Please write out all of the entries without altering anything.

EXCERPTED RECORDS:
______

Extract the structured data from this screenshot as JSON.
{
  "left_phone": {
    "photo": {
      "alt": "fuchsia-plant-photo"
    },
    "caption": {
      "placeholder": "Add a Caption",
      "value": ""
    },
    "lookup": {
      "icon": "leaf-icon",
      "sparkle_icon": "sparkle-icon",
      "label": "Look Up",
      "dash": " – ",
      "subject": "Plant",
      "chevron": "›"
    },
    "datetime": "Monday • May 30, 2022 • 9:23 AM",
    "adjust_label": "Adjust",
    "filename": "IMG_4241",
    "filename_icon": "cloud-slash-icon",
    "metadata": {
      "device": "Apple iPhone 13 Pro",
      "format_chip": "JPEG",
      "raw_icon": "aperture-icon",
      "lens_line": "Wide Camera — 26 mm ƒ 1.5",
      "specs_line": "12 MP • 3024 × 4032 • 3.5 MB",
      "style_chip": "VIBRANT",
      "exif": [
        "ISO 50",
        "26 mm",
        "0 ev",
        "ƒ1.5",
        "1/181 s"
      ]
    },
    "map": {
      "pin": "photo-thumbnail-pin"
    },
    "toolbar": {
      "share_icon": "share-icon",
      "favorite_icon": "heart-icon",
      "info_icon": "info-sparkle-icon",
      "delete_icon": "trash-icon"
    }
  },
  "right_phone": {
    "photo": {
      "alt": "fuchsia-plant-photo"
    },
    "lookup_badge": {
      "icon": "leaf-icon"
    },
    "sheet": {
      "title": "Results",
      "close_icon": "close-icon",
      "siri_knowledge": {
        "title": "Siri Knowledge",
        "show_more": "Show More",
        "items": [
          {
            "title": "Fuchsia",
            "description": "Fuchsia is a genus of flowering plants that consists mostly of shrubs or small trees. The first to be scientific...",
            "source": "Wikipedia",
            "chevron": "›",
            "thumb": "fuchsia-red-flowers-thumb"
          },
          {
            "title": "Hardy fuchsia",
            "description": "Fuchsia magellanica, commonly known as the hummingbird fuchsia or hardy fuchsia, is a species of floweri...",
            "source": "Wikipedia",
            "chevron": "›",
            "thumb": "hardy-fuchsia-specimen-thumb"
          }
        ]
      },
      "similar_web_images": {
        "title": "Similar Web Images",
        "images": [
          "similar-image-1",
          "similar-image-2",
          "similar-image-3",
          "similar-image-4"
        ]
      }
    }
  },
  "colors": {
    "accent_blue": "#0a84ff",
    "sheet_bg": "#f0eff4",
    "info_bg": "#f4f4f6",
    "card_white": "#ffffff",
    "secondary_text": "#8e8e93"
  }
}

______

RESPONSE AREA:
Extract the structured data from this screenshot as JSON.
{
  "left_phone": {
    "photo": {
      "alt": "fuchsia-plant-photo"
    },
    "caption": {
      "placeholder": "Add a Caption",
      "value": ""
    },
    "lookup": {
      "icon": "leaf-icon",
      "sparkle_icon": "sparkle-icon",
      "label": "Look Up",
      "dash": " – ",
      "subject": "Plant",
      "chevron": "›"
    },
    "datetime": "Monday • May 30, 2022 • 9:23 AM",
    "adjust_label": "Adjust",
    "filename": "IMG_4241",
    "filename_icon": "cloud-slash-icon",
    "metadata": {
      "device": "Apple iPhone 13 Pro",
      "format_chip": "JPEG",
      "raw_icon": "aperture-icon",
      "lens_line": "Wide Camera — 26 mm ƒ 1.5",
      "specs_line": "12 MP • 3024 × 4032 • 3.5 MB",
      "style_chip": "VIBRANT",
      "exif": [
        "ISO 50",
        "26 mm",
        "0 ev",
        "ƒ1.5",
        "1/181 s"
      ]
    },
    "map": {
      "pin": "photo-thumbnail-pin"
    },
    "toolbar": {
      "share_icon": "share-icon",
      "favorite_icon": "heart-icon",
      "info_icon": "info-sparkle-icon",
      "delete_icon": "trash-icon"
    }
  },
  "right_phone": {
    "photo": {
      "alt": "fuchsia-plant-photo"
    },
    "lookup_badge": {
      "icon": "leaf-icon"
    },
    "sheet": {
      "title": "Results",
      "close_icon": "close-icon",
      "siri_knowledge": {
        "title": "Siri Knowledge",
        "show_more": "Show More",
        "items": [
          {
            "title": "Fuchsia",
            "description": "Fuchsia is a genus of flowering plants that consists mostly of shrubs or small trees. The first to be scientific...",
            "source": "Wikipedia",
            "chevron": "›",
            "thumb": "fuchsia-red-flowers-thumb"
          },
          {
            "title": "Hardy fuchsia",
            "description": "Fuchsia magellanica, commonly known as the hummingbird fuchsia or hardy fuchsia, is a species of floweri...",
            "source": "Wikipedia",
            "chevron": "›",
            "thumb": "hardy-fuchsia-specimen-thumb"
          }
        ]
      },
      "similar_web_images": {
        "title": "Similar Web Images",
        "images": [
          "similar-image-1",
          "similar-image-2",
          "similar-image-3",
          "similar-image-4"
        ]
      }
    }
  },
  "colors": {
    "accent_blue": "#0a84ff",
    "sheet_bg": "#f0eff4",
    "info_bg": "#f4f4f6",
    "card_white": "#ffffff",
    "secondary_text": "#8e8e93"
  }
}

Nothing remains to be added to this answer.